__What the task asks__.
The answer must consist of each line below that contains the string "title".
(Beginning of Excerpted records)
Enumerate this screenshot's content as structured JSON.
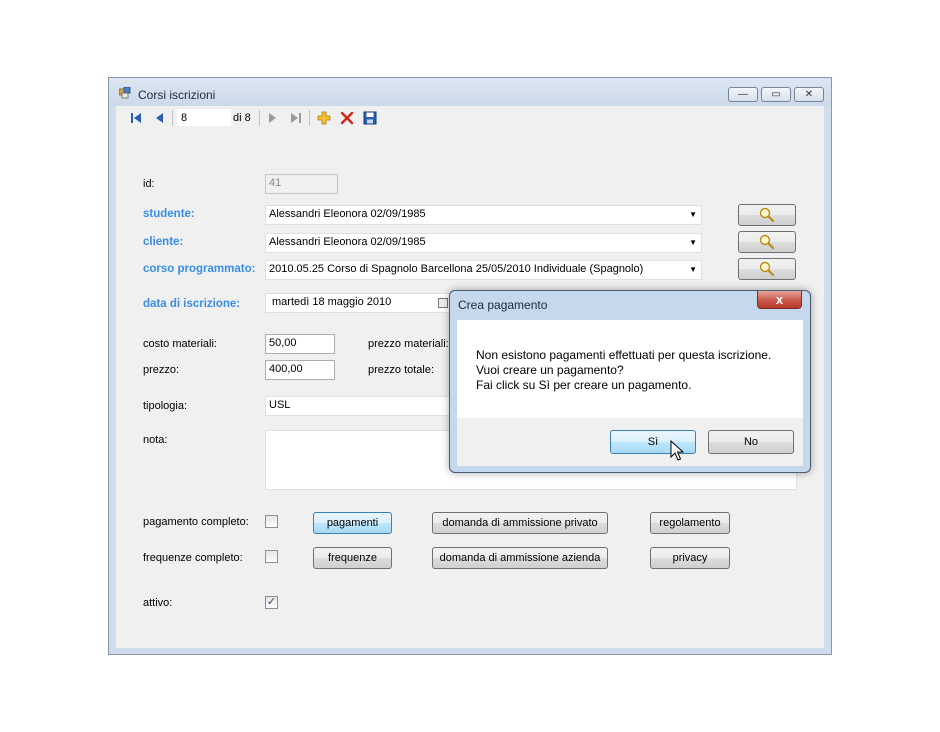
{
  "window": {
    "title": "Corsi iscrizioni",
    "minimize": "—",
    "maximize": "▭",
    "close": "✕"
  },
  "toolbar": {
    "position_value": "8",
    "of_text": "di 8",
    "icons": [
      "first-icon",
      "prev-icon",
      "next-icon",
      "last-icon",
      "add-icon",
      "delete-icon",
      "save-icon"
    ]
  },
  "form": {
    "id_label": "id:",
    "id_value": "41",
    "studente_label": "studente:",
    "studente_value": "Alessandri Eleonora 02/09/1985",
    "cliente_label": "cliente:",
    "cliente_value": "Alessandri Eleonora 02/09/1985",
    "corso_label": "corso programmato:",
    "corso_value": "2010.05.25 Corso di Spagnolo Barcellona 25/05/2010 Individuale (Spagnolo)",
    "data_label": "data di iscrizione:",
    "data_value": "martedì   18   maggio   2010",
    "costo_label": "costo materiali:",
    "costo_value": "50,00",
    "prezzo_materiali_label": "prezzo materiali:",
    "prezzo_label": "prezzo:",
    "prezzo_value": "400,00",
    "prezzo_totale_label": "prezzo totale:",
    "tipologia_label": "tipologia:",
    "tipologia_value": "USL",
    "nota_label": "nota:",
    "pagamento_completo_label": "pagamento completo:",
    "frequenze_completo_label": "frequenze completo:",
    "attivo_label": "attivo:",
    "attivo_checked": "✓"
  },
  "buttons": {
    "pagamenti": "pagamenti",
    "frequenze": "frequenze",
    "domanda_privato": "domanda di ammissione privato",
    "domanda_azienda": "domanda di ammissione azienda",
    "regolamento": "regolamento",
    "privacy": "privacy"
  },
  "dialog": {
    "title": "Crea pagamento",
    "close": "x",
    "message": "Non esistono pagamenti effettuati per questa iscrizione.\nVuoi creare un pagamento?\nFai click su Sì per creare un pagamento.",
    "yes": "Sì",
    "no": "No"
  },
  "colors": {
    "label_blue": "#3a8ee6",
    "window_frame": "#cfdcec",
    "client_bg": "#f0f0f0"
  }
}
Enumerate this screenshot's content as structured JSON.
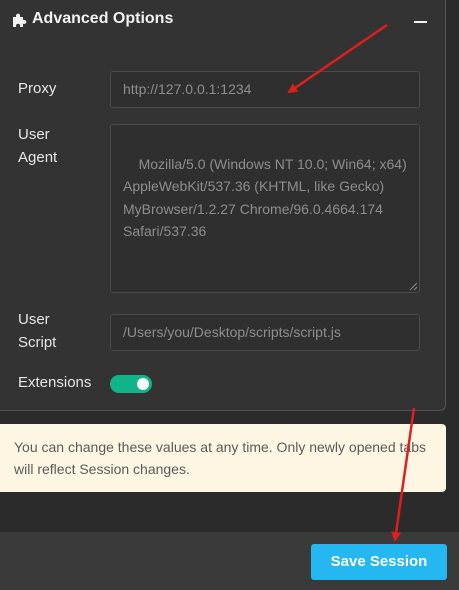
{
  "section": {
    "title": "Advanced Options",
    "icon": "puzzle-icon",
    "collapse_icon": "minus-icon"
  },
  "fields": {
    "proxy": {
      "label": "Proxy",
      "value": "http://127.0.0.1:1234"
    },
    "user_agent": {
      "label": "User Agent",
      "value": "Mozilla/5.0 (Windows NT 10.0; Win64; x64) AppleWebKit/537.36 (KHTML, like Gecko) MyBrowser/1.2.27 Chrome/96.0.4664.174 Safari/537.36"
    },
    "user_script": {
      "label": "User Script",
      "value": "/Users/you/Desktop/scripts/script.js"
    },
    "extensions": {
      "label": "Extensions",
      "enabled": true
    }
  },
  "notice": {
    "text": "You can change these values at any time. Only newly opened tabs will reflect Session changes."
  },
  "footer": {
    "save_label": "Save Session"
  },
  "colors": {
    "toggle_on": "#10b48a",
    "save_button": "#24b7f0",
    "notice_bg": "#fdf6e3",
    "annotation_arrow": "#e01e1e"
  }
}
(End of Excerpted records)
__Result of this exercise__.
    "title": "Corsi iscrizioni",
    "title": "Crea pagamento",
    "title": "Advanced Options",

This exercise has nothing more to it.